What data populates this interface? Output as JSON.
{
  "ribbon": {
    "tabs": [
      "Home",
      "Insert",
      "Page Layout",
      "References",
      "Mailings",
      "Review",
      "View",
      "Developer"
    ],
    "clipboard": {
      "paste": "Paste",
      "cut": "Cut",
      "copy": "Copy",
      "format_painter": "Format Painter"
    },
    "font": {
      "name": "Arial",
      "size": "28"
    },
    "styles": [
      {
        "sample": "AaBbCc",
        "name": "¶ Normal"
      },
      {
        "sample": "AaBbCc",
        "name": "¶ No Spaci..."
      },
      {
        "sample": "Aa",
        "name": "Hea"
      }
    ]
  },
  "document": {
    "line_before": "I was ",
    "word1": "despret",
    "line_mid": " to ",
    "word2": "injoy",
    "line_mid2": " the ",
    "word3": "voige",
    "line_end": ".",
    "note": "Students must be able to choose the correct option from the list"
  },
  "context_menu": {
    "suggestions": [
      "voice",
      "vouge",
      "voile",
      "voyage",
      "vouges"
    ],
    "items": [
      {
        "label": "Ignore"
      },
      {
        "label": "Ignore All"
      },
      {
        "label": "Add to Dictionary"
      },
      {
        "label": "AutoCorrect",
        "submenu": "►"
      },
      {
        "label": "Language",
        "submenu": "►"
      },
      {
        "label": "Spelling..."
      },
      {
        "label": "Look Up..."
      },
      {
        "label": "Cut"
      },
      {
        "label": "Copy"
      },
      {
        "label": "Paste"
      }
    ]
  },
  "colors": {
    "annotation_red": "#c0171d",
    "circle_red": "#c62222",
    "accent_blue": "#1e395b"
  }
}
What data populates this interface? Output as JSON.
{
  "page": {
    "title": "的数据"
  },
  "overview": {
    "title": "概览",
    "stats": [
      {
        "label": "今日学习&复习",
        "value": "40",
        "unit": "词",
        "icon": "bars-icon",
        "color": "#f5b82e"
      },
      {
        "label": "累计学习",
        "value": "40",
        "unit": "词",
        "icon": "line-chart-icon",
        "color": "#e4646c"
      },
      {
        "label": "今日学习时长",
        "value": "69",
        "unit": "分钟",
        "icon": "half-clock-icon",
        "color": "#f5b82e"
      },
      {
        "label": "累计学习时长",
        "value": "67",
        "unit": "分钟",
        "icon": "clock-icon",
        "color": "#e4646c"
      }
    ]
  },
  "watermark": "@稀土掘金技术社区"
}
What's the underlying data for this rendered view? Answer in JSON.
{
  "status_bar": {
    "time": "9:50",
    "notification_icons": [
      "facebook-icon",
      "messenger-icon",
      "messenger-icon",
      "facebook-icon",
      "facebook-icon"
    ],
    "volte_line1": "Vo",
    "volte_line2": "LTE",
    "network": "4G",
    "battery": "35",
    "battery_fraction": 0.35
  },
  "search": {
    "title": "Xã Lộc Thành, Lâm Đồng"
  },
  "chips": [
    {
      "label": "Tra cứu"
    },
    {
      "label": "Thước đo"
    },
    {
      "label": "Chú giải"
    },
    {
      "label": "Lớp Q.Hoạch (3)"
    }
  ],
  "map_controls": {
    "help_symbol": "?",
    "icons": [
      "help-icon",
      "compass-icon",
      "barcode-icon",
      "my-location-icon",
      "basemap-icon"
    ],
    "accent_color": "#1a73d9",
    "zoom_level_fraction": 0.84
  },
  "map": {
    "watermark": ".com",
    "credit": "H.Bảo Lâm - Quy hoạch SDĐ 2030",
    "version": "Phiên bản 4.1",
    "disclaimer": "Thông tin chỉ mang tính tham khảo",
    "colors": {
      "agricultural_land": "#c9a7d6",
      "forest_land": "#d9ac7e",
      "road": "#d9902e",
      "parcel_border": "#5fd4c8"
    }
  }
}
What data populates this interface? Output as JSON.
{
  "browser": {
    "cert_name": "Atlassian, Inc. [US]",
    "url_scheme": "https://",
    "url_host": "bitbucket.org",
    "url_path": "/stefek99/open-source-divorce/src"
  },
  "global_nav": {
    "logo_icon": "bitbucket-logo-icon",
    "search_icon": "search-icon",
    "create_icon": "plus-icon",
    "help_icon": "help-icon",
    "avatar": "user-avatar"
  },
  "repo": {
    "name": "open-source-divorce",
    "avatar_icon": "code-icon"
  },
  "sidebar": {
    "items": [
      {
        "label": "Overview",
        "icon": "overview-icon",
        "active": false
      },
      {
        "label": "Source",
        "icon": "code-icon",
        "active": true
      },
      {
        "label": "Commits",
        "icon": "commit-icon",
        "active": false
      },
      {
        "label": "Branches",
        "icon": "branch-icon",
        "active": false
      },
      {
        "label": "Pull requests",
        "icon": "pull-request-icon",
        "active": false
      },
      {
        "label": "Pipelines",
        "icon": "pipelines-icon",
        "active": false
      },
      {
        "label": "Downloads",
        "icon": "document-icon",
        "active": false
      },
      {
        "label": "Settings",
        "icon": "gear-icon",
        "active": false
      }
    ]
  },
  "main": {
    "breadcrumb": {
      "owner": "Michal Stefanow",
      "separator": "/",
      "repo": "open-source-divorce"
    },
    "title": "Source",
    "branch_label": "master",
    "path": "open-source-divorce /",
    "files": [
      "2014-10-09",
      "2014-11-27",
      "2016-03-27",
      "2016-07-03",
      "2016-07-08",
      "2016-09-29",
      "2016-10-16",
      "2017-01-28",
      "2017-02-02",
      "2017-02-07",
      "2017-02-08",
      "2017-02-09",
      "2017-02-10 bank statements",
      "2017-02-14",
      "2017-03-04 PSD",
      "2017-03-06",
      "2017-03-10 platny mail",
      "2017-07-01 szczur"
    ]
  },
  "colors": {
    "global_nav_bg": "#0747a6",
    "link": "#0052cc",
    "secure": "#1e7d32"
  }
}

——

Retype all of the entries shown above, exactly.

#### SOLUTION FOR THIS TASK
What data populates this interface? Output as JSON.
{
  "ribbon": {
    "tabs": [
      "Home",
      "Insert",
      "Page Layout",
      "References",
      "Mailings",
      "Review",
      "View",
      "Developer"
    ],
    "clipboard": {
      "paste": "Paste",
      "cut": "Cut",
      "copy": "Copy",
      "format_painter": "Format Painter"
    },
    "font": {
      "name": "Arial",
      "size": "28"
    },
    "styles": [
      {
        "sample": "AaBbCc",
        "name": "¶ Normal"
      },
      {
        "sample": "AaBbCc",
        "name": "¶ No Spaci..."
      },
      {
        "sample": "Aa",
        "name": "Hea"
      }
    ]
  },
  "document": {
    "line_before": "I was ",
    "word1": "despret",
    "line_mid": " to ",
    "word2": "injoy",
    "line_mid2": " the ",
    "word3": "voige",
    "line_end": ".",
    "note": "Students must be able to choose the correct option from the list"
  },
  "context_menu": {
    "suggestions": [
      "voice",
      "vouge",
      "voile",
      "voyage",
      "vouges"
    ],
    "items": [
      {
        "label": "Ignore"
      },
      {
        "label": "Ignore All"
      },
      {
        "label": "Add to Dictionary"
      },
      {
        "label": "AutoCorrect",
        "submenu": "►"
      },
      {
        "label": "Language",
        "submenu": "►"
      },
      {
        "label": "Spelling..."
      },
      {
        "label": "Look Up..."
      },
      {
        "label": "Cut"
      },
      {
        "label": "Copy"
      },
      {
        "label": "Paste"
      }
    ]
  },
  "colors": {
    "annotation_red": "#c0171d",
    "circle_red": "#c62222",
    "accent_blue": "#1e395b"
  }
}
What data populates this interface? Output as JSON.
{
  "page": {
    "title": "的数据"
  },
  "overview": {
    "title": "概览",
    "stats": [
      {
        "label": "今日学习&复习",
        "value": "40",
        "unit": "词",
        "icon": "bars-icon",
        "color": "#f5b82e"
      },
      {
        "label": "累计学习",
        "value": "40",
        "unit": "词",
        "icon": "line-chart-icon",
        "color": "#e4646c"
      },
      {
        "label": "今日学习时长",
        "value": "69",
        "unit": "分钟",
        "icon": "half-clock-icon",
        "color": "#f5b82e"
      },
      {
        "label": "累计学习时长",
        "value": "67",
        "unit": "分钟",
        "icon": "clock-icon",
        "color": "#e4646c"
      }
    ]
  },
  "watermark": "@稀土掘金技术社区"
}
What's the underlying data for this rendered view? Answer in JSON.
{
  "status_bar": {
    "time": "9:50",
    "notification_icons": [
      "facebook-icon",
      "messenger-icon",
      "messenger-icon",
      "facebook-icon",
      "facebook-icon"
    ],
    "volte_line1": "Vo",
    "volte_line2": "LTE",
    "network": "4G",
    "battery": "35",
    "battery_fraction": 0.35
  },
  "search": {
    "title": "Xã Lộc Thành, Lâm Đồng"
  },
  "chips": [
    {
      "label": "Tra cứu"
    },
    {
      "label": "Thước đo"
    },
    {
      "label": "Chú giải"
    },
    {
      "label": "Lớp Q.Hoạch (3)"
    }
  ],
  "map_controls": {
    "help_symbol": "?",
    "icons": [
      "help-icon",
      "compass-icon",
      "barcode-icon",
      "my-location-icon",
      "basemap-icon"
    ],
    "accent_color": "#1a73d9",
    "zoom_level_fraction": 0.84
  },
  "map": {
    "watermark": ".com",
    "credit": "H.Bảo Lâm - Quy hoạch SDĐ 2030",
    "version": "Phiên bản 4.1",
    "disclaimer": "Thông tin chỉ mang tính tham khảo",
    "colors": {
      "agricultural_land": "#c9a7d6",
      "forest_land": "#d9ac7e",
      "road": "#d9902e",
      "parcel_border": "#5fd4c8"
    }
  }
}
What data populates this interface? Output as JSON.
{
  "browser": {
    "cert_name": "Atlassian, Inc. [US]",
    "url_scheme": "https://",
    "url_host": "bitbucket.org",
    "url_path": "/stefek99/open-source-divorce/src"
  },
  "global_nav": {
    "logo_icon": "bitbucket-logo-icon",
    "search_icon": "search-icon",
    "create_icon": "plus-icon",
    "help_icon": "help-icon",
    "avatar": "user-avatar"
  },
  "repo": {
    "name": "open-source-divorce",
    "avatar_icon": "code-icon"
  },
  "sidebar": {
    "items": [
      {
        "label": "Overview",
        "icon": "overview-icon",
        "active": false
      },
      {
        "label": "Source",
        "icon": "code-icon",
        "active": true
      },
      {
        "label": "Commits",
        "icon": "commit-icon",
        "active": false
      },
      {
        "label": "Branches",
        "icon": "branch-icon",
        "active": false
      },
      {
        "label": "Pull requests",
        "icon": "pull-request-icon",
        "active": false
      },
      {
        "label": "Pipelines",
        "icon": "pipelines-icon",
        "active": false
      },
      {
        "label": "Downloads",
        "icon": "document-icon",
        "active": false
      },
      {
        "label": "Settings",
        "icon": "gear-icon",
        "active": false
      }
    ]
  },
  "main": {
    "breadcrumb": {
      "owner": "Michal Stefanow",
      "separator": "/",
      "repo": "open-source-divorce"
    },
    "title": "Source",
    "branch_label": "master",
    "path": "open-source-divorce /",
    "files": [
      "2014-10-09",
      "2014-11-27",
      "2016-03-27",
      "2016-07-03",
      "2016-07-08",
      "2016-09-29",
      "2016-10-16",
      "2017-01-28",
      "2017-02-02",
      "2017-02-07",
      "2017-02-08",
      "2017-02-09",
      "2017-02-10 bank statements",
      "2017-02-14",
      "2017-03-04 PSD",
      "2017-03-06",
      "2017-03-10 platny mail",
      "2017-07-01 szczur"
    ]
  },
  "colors": {
    "global_nav_bg": "#0747a6",
    "link": "#0052cc",
    "secure": "#1e7d32"
  }
}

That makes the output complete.